Many of the workouts require just a set of dumbbells or no equipment at all, Apple says, which should give you the flexibility to do them wherever’s convenient for you. There are 10 different workout types available, including cycling, treadmill, yoga, core, strength, rowing, and HIIT routines, and there’s a program built in for absolute beginners. You can select workouts based on their duration, and Apple says it plans to add new workouts every week.
Apple is joining forces with researchers to conduct three health studies that include using Apple Watch to explore how blood oxygen levels can be used in future health applications. This year, Apple will collaborate with the University of California, Irvine, and Anthem to examine how longitudinal measurements of blood oxygen and other physiological signals can help manage and control asthma.
Fujifilm has announced a new 50mm X-series lens with an unprecedented f/1.0 aperture. The XF 50mmF1.0 R WR is the world’s first f/1 autofocus lens for mirrorless cameras, according to Fujifilm, and marks the 35th X-series lens the company has produced.
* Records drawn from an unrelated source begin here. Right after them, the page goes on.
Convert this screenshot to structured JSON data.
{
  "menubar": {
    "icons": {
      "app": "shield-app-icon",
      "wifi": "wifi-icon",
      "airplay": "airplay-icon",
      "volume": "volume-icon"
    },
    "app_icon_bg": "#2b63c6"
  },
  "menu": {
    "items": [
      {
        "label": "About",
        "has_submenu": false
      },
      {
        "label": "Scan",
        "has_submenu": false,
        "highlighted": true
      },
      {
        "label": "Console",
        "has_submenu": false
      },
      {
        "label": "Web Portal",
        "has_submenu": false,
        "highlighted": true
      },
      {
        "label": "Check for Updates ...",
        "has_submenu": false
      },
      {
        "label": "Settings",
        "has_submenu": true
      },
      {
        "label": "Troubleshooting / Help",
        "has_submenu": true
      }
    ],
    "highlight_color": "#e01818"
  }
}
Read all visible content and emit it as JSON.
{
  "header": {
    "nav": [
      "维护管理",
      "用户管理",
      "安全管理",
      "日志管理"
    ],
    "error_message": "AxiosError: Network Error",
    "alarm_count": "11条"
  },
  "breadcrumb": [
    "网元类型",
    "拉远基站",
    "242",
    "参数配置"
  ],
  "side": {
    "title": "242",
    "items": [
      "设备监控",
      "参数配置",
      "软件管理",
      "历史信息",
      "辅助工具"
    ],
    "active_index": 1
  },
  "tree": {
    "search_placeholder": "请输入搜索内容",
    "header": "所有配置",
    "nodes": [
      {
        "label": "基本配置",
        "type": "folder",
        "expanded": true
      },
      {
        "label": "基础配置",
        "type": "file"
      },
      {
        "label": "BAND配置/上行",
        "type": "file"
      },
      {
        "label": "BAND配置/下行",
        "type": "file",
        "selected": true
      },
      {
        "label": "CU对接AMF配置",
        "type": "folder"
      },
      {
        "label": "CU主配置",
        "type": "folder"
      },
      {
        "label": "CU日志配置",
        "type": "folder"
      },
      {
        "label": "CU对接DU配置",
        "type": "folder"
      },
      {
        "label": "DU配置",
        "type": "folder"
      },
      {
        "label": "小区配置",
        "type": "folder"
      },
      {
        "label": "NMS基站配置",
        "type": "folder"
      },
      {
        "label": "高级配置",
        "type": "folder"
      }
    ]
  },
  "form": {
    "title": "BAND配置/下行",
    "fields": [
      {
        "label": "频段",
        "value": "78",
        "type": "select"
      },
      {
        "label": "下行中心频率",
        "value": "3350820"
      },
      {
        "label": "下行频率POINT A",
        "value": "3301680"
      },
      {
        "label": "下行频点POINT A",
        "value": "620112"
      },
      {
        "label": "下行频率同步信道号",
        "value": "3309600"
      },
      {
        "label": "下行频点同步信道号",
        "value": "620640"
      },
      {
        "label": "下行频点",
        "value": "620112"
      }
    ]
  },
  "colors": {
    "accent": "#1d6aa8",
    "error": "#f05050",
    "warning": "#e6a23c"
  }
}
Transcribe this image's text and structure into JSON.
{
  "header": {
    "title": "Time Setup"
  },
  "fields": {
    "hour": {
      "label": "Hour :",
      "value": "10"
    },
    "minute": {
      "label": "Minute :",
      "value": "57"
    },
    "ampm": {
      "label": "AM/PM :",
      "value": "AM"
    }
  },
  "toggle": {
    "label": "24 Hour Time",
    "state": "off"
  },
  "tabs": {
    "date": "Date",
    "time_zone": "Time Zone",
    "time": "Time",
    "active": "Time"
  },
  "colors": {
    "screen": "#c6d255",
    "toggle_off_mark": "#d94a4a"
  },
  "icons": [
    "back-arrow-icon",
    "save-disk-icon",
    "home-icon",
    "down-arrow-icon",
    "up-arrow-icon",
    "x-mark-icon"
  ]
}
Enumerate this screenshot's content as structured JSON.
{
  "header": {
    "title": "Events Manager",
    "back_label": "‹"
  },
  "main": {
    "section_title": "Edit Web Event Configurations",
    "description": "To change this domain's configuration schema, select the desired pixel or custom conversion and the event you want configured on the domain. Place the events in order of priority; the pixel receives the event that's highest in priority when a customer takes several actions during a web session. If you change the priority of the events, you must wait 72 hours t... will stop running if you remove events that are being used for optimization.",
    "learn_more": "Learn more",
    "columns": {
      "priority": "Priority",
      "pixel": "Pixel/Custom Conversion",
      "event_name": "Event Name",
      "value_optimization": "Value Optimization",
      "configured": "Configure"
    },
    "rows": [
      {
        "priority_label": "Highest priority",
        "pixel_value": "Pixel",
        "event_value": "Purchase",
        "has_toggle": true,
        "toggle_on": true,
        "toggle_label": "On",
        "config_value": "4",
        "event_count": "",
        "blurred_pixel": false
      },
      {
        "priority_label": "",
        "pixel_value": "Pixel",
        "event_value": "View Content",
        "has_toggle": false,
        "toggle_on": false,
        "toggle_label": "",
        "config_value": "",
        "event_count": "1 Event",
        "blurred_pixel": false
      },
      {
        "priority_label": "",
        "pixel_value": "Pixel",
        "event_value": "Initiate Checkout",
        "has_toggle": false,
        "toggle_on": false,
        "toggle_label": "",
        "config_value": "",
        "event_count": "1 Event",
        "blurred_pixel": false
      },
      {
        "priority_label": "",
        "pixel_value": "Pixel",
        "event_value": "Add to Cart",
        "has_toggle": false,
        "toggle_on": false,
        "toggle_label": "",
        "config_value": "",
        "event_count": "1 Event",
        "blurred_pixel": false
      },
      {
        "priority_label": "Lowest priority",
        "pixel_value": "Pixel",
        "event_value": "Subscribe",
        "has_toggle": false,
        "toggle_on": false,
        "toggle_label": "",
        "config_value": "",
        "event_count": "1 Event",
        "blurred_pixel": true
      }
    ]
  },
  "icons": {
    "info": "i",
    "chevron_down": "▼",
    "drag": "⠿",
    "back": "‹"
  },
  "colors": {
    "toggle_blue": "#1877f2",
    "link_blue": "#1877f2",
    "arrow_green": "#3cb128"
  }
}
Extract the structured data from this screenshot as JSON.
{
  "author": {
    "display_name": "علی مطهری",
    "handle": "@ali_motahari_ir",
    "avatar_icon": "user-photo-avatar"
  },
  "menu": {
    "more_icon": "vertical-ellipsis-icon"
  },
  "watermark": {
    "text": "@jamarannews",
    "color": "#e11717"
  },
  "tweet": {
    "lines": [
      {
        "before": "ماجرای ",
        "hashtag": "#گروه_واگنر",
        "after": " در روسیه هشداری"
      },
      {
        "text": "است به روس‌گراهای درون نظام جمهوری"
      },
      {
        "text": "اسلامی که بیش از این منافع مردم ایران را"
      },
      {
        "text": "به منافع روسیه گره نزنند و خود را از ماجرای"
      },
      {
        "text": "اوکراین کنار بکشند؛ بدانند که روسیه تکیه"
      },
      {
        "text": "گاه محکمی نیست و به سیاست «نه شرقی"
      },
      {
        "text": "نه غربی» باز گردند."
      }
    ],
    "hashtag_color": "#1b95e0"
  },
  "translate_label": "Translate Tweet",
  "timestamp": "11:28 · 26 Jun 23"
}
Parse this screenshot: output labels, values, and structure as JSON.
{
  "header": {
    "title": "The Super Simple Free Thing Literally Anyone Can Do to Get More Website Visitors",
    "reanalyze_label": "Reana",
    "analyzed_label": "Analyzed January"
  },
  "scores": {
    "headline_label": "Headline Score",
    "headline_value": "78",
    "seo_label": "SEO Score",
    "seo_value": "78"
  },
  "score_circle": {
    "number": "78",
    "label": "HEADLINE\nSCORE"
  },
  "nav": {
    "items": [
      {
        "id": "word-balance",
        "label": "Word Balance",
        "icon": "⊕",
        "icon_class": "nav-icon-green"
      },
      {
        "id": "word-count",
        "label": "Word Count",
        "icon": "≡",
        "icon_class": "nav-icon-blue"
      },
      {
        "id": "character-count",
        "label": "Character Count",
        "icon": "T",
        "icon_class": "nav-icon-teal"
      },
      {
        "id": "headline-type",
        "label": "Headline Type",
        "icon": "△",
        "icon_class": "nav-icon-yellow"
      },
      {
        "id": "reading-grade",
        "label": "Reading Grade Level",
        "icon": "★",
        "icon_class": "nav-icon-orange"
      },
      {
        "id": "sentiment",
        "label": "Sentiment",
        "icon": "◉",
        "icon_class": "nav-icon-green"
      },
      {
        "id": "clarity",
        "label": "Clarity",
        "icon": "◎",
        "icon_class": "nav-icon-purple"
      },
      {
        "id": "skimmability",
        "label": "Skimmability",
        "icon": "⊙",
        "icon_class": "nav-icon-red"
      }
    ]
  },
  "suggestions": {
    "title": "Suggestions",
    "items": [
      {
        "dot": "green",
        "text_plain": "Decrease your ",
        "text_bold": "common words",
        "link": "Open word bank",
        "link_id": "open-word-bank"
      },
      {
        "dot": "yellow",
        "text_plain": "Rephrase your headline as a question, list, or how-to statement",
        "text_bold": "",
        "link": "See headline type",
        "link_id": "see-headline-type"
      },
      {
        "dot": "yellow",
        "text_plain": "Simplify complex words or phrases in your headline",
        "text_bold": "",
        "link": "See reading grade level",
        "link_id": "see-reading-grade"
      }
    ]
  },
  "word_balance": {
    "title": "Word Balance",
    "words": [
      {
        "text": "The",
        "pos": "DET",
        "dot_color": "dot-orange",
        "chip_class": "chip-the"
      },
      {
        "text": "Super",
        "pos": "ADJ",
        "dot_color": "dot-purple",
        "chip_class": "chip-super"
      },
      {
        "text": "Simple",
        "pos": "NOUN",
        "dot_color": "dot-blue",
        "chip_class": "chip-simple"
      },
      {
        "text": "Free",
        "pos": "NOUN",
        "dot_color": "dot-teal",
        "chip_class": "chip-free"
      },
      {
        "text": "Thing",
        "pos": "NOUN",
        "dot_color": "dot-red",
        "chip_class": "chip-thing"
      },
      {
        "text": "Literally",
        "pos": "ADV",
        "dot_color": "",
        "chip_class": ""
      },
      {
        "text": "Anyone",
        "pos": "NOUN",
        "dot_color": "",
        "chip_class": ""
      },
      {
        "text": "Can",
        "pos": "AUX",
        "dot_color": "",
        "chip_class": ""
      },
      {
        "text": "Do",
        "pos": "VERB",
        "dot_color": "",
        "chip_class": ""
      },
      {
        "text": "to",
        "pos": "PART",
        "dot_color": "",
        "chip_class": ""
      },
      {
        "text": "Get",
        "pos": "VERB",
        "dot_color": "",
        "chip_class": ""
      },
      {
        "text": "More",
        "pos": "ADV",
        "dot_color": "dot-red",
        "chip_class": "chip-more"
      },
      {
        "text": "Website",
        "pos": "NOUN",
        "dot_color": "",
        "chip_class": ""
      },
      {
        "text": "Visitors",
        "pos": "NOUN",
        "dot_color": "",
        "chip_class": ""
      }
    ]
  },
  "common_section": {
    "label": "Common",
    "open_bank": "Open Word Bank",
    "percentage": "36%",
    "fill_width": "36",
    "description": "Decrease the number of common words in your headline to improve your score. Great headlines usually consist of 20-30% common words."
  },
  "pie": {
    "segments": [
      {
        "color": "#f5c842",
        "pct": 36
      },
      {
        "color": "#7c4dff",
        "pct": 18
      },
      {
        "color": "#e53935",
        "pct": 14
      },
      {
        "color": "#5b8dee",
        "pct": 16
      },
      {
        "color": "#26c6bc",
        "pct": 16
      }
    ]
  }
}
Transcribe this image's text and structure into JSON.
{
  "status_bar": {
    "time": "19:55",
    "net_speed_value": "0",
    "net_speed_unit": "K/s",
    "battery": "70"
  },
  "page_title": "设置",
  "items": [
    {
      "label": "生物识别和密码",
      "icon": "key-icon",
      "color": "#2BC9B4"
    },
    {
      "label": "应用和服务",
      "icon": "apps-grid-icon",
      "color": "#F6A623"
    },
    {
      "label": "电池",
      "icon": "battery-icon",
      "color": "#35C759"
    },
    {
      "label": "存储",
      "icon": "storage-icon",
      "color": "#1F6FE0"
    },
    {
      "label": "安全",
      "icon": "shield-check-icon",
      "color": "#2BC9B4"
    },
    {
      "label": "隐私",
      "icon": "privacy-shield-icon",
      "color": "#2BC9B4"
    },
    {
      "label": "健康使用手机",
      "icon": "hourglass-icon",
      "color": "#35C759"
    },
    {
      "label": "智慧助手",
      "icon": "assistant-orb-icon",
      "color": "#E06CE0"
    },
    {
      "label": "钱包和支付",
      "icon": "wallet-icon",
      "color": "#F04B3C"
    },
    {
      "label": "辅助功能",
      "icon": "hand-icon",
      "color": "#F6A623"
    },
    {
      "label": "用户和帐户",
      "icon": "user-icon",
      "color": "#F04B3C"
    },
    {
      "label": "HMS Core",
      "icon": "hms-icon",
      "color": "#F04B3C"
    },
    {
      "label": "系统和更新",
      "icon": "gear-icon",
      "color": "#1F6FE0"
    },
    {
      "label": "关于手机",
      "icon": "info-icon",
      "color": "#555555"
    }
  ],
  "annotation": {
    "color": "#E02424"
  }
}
Its field of view is about 75mm-equivalent on Fujifilm’s APS-C sensors.
Fujifilm’s previous fastest lens was the 56mm f/1.2, which is the aperture that companies like Canon and Nikon also tend to top out at when designing autofocus lenses. While Canon did make an autofocus 50mm f/1.0 for its DSLRs at one point, it was discontinued decades ago. Nikon and Leica have made f/0.95 lenses before, but they only worked with manual focus. Large apertures allow the user to achieve shallower depth of field and shoot at faster shutter speeds or lower ISO settings.
What is the difference between Full Frame & Crop Sensor? Full Frame or Crop Sensor – which is better? What is the best sensor size? These questions are asked a lot and it can be very confusing.
Both sensor sizes have benefits and potential ‘costs’ attached to them. A full frame has less depth of filed than a crop – so for blurry background portraits a FF will be better, but for big depth of field maybe a crop sensor camera. But that will have less resolution… and so it goes on.
So I’ve distilled it down to the basics to explain the advantages and dis-advantages of both to help you chose which works best for you.
Dubbed the EOS R5, the upcoming camera uses a newly-designed image sensor and processor to enable no-crop capture of both 8K and 4K video recordings. The former can be shot in a RAW format while the latter can reach up to 120 frames-per-second, and amazing feat for a camera of this size. All its 8K and 4K modes will support Dual Pixel CMOS AF, and a new advanced animal AF mode has been integrated, which is capable of tracking animal eyes, but also their faces and bodies if the eyes aren’t visible. It boasts five-axis in-body image stabilization which works in tandem with optical image stabilization offered by both RF and EF lenses. Of course, it also carries dual card slots to allow for both a CF card and SD card. Most impressively, Canon has announced a price tag of “under $4,000” USD, an exceptional price for a video recording workhorse with specs which can reportedly outperform the $39,000-USD full-frame Sony Venice.